> **TASK**
Where in the data does the word "table" appear? Find those lines and copy them.

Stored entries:
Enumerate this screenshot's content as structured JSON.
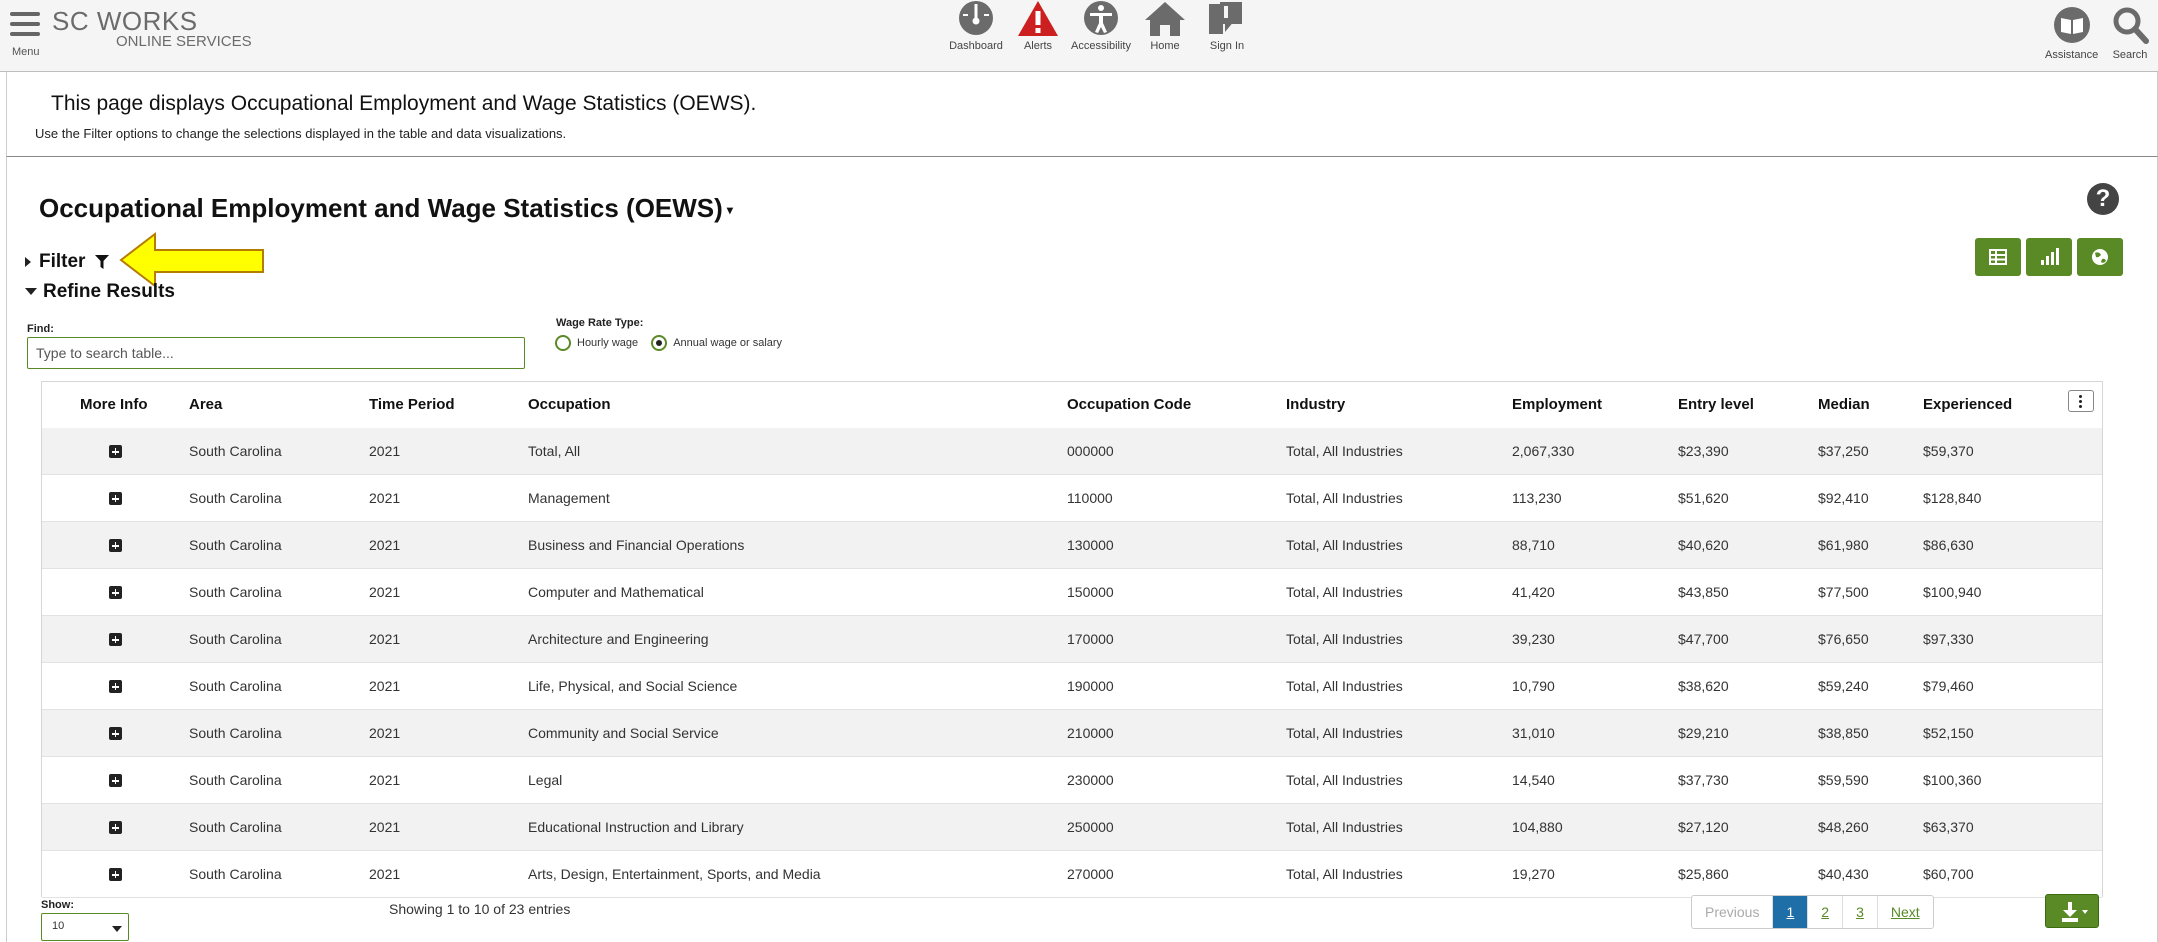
{
  "topbar": {
    "menu_label": "Menu",
    "logo_top": "SC WORKS",
    "logo_sub": "ONLINE SERVICES",
    "nav": [
      {
        "label": "Dashboard",
        "icon": "dashboard-icon"
      },
      {
        "label": "Alerts",
        "icon": "alert-icon"
      },
      {
        "label": "Accessibility",
        "icon": "accessibility-icon"
      },
      {
        "label": "Home",
        "icon": "home-icon"
      },
      {
        "label": "Sign In",
        "icon": "sign-in-icon"
      }
    ],
    "right": [
      {
        "label": "Assistance",
        "icon": "book-icon"
      },
      {
        "label": "Search",
        "icon": "search-icon"
      }
    ]
  },
  "intro": {
    "title": "This page displays Occupational Employment and Wage Statistics (OEWS).",
    "subtitle": "Use the Filter options to change the selections displayed in the table and data visualizations."
  },
  "main": {
    "title": "Occupational Employment and Wage Statistics (OEWS)",
    "filter_label": "Filter",
    "refine_label": "Refine Results",
    "find_label": "Find:",
    "find_placeholder": "Type to search table...",
    "wage_rate_label": "Wage Rate Type:",
    "wage_options": [
      {
        "label": "Hourly wage",
        "selected": false
      },
      {
        "label": "Annual wage or salary",
        "selected": true
      }
    ],
    "view_buttons": [
      "table-view-icon",
      "chart-view-icon",
      "map-view-icon"
    ],
    "accent_color": "#5a8a26",
    "annotation_color": "#ffff00"
  },
  "table": {
    "columns": [
      "More Info",
      "Area",
      "Time Period",
      "Occupation",
      "Occupation Code",
      "Industry",
      "Employment",
      "Entry level",
      "Median",
      "Experienced"
    ],
    "rows": [
      [
        "South Carolina",
        "2021",
        "Total, All",
        "000000",
        "Total, All Industries",
        "2,067,330",
        "$23,390",
        "$37,250",
        "$59,370"
      ],
      [
        "South Carolina",
        "2021",
        "Management",
        "110000",
        "Total, All Industries",
        "113,230",
        "$51,620",
        "$92,410",
        "$128,840"
      ],
      [
        "South Carolina",
        "2021",
        "Business and Financial Operations",
        "130000",
        "Total, All Industries",
        "88,710",
        "$40,620",
        "$61,980",
        "$86,630"
      ],
      [
        "South Carolina",
        "2021",
        "Computer and Mathematical",
        "150000",
        "Total, All Industries",
        "41,420",
        "$43,850",
        "$77,500",
        "$100,940"
      ],
      [
        "South Carolina",
        "2021",
        "Architecture and Engineering",
        "170000",
        "Total, All Industries",
        "39,230",
        "$47,700",
        "$76,650",
        "$97,330"
      ],
      [
        "South Carolina",
        "2021",
        "Life, Physical, and Social Science",
        "190000",
        "Total, All Industries",
        "10,790",
        "$38,620",
        "$59,240",
        "$79,460"
      ],
      [
        "South Carolina",
        "2021",
        "Community and Social Service",
        "210000",
        "Total, All Industries",
        "31,010",
        "$29,210",
        "$38,850",
        "$52,150"
      ],
      [
        "South Carolina",
        "2021",
        "Legal",
        "230000",
        "Total, All Industries",
        "14,540",
        "$37,730",
        "$59,590",
        "$100,360"
      ],
      [
        "South Carolina",
        "2021",
        "Educational Instruction and Library",
        "250000",
        "Total, All Industries",
        "104,880",
        "$27,120",
        "$48,260",
        "$63,370"
      ],
      [
        "South Carolina",
        "2021",
        "Arts, Design, Entertainment, Sports, and Media",
        "270000",
        "Total, All Industries",
        "19,270",
        "$25,860",
        "$40,430",
        "$60,700"
      ]
    ]
  },
  "footer": {
    "show_label": "Show:",
    "show_value": "10",
    "entries_text": "Showing 1 to 10 of 23 entries",
    "pager": {
      "previous": "Previous",
      "pages": [
        "1",
        "2",
        "3"
      ],
      "active": "1",
      "next": "Next"
    }
  }
}
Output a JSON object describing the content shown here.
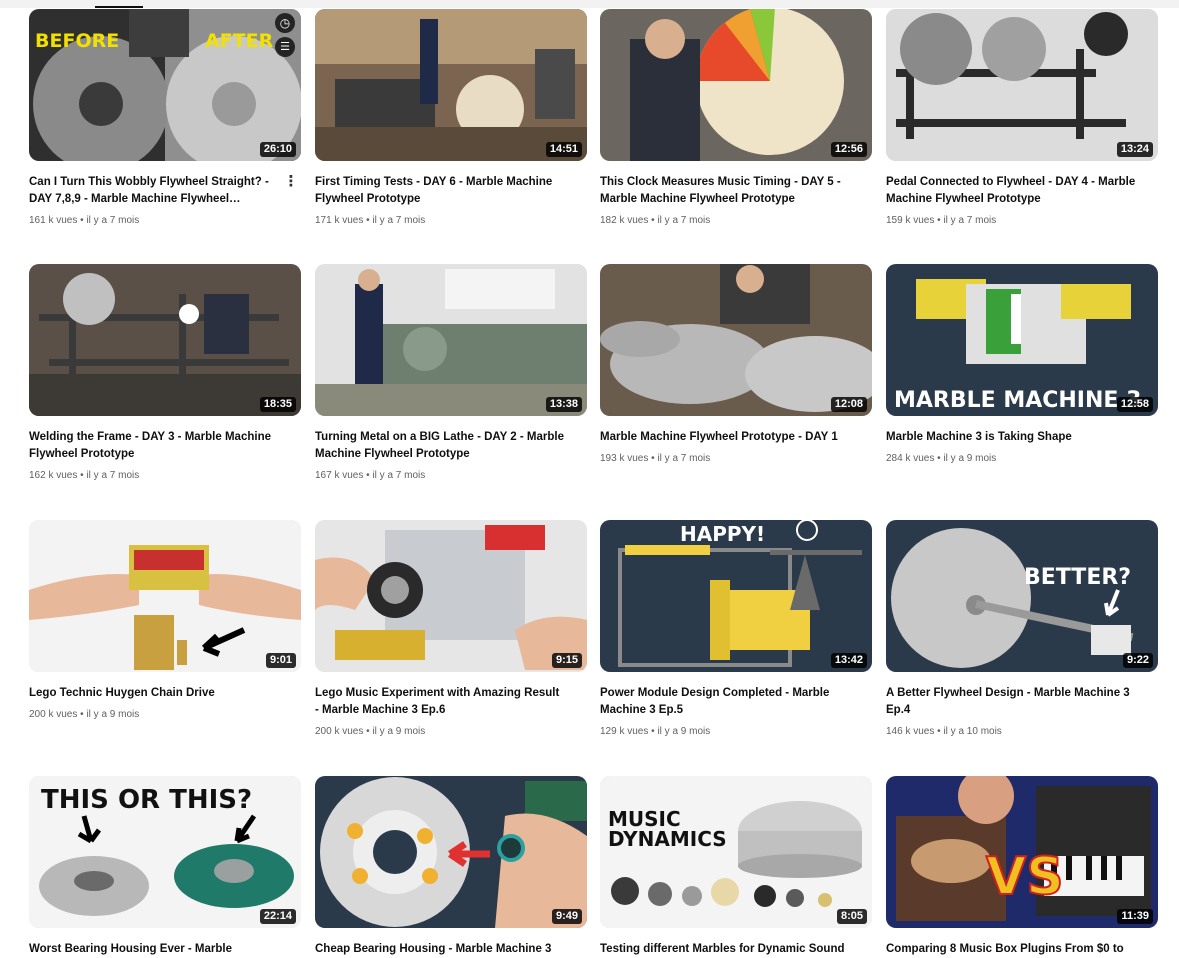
{
  "videos": [
    {
      "title": "Can I Turn This Wobbly Flywheel Straight? - DAY 7,8,9 - Marble Machine Flywheel…",
      "duration": "26:10",
      "views": "161 k vues",
      "age": "il y a 7 mois",
      "thumb_text": [
        "BEFORE",
        "AFTER"
      ],
      "thumb_colors": [
        "#3a3a3a",
        "#bdbdbd"
      ]
    },
    {
      "title": "First Timing Tests - DAY 6 - Marble Machine Flywheel Prototype",
      "duration": "14:51",
      "views": "171 k vues",
      "age": "il y a 7 mois",
      "thumb_colors": [
        "#8a6a4a",
        "#c9b79c"
      ]
    },
    {
      "title": "This Clock Measures Music Timing - DAY 5 - Marble Machine Flywheel Prototype",
      "duration": "12:56",
      "views": "182 k vues",
      "age": "il y a 7 mois",
      "thumb_colors": [
        "#6f6a63",
        "#e8dcc4"
      ]
    },
    {
      "title": "Pedal Connected to Flywheel - DAY 4 - Marble Machine Flywheel Prototype",
      "duration": "13:24",
      "views": "159 k vues",
      "age": "il y a 7 mois",
      "thumb_colors": [
        "#d9d9d9",
        "#3a3a3a"
      ]
    },
    {
      "title": "Welding the Frame - DAY 3 - Marble Machine Flywheel Prototype",
      "duration": "18:35",
      "views": "162 k vues",
      "age": "il y a 7 mois",
      "thumb_colors": [
        "#5a5048",
        "#e0e0e0"
      ]
    },
    {
      "title": "Turning Metal on a BIG Lathe - DAY 2 - Marble Machine Flywheel Prototype",
      "duration": "13:38",
      "views": "167 k vues",
      "age": "il y a 7 mois",
      "thumb_colors": [
        "#d6d6d6",
        "#6a7a6a"
      ]
    },
    {
      "title": "Marble Machine Flywheel Prototype - DAY 1",
      "duration": "12:08",
      "views": "193 k vues",
      "age": "il y a 7 mois",
      "thumb_colors": [
        "#7a6a58",
        "#b8b8b8"
      ]
    },
    {
      "title": "Marble Machine 3 is Taking Shape",
      "duration": "12:58",
      "views": "284 k vues",
      "age": "il y a 9 mois",
      "thumb_text": [
        "MARBLE MACHINE 3"
      ],
      "thumb_colors": [
        "#2a3a4a",
        "#e8d23a"
      ]
    },
    {
      "title": "Lego Technic Huygen Chain Drive",
      "duration": "9:01",
      "views": "200 k vues",
      "age": "il y a 9 mois",
      "thumb_colors": [
        "#f3f3f3",
        "#c8a040"
      ]
    },
    {
      "title": "Lego Music Experiment with Amazing Result - Marble Machine 3 Ep.6",
      "duration": "9:15",
      "views": "200 k vues",
      "age": "il y a 9 mois",
      "thumb_colors": [
        "#e8e8e8",
        "#d8b030"
      ]
    },
    {
      "title": "Power Module Design Completed - Marble Machine 3 Ep.5",
      "duration": "13:42",
      "views": "129 k vues",
      "age": "il y a 9 mois",
      "thumb_text": [
        "HAPPY!"
      ],
      "thumb_colors": [
        "#2a3a4a",
        "#f0d040"
      ]
    },
    {
      "title": "A Better Flywheel Design - Marble Machine 3 Ep.4",
      "duration": "9:22",
      "views": "146 k vues",
      "age": "il y a 10 mois",
      "thumb_text": [
        "BETTER?"
      ],
      "thumb_colors": [
        "#2a3a4a",
        "#c8c8c8"
      ]
    },
    {
      "title": "Worst Bearing Housing Ever - Marble",
      "duration": "22:14",
      "views": "",
      "age": "",
      "thumb_text": [
        "THIS OR THIS?"
      ],
      "thumb_colors": [
        "#f4f4f4",
        "#1f7a6a"
      ]
    },
    {
      "title": "Cheap Bearing Housing - Marble Machine 3",
      "duration": "9:49",
      "views": "",
      "age": "",
      "thumb_colors": [
        "#2a3a4a",
        "#e0e0e0"
      ]
    },
    {
      "title": "Testing different Marbles for Dynamic Sound",
      "duration": "8:05",
      "views": "",
      "age": "",
      "thumb_text": [
        "MUSIC",
        "DYNAMICS"
      ],
      "thumb_colors": [
        "#f4f4f4",
        "#9a9a9a"
      ]
    },
    {
      "title": "Comparing 8 Music Box Plugins From $0 to",
      "duration": "11:39",
      "views": "",
      "age": "",
      "thumb_text": [
        "VS"
      ],
      "thumb_colors": [
        "#1e2a6a",
        "#f0c020"
      ]
    }
  ],
  "meta_separator": "•",
  "icons": {
    "menu": "more-vert-icon",
    "watch_later": "clock-icon",
    "queue": "add-to-queue-icon"
  }
}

> **ANSWER FOR THE TASK**
    "subtitle": "Use the Filter options to change the selections displayed in the table and data visualizations."
    "find_placeholder": "Type to search table...",
      "table-view-icon",
  "table": {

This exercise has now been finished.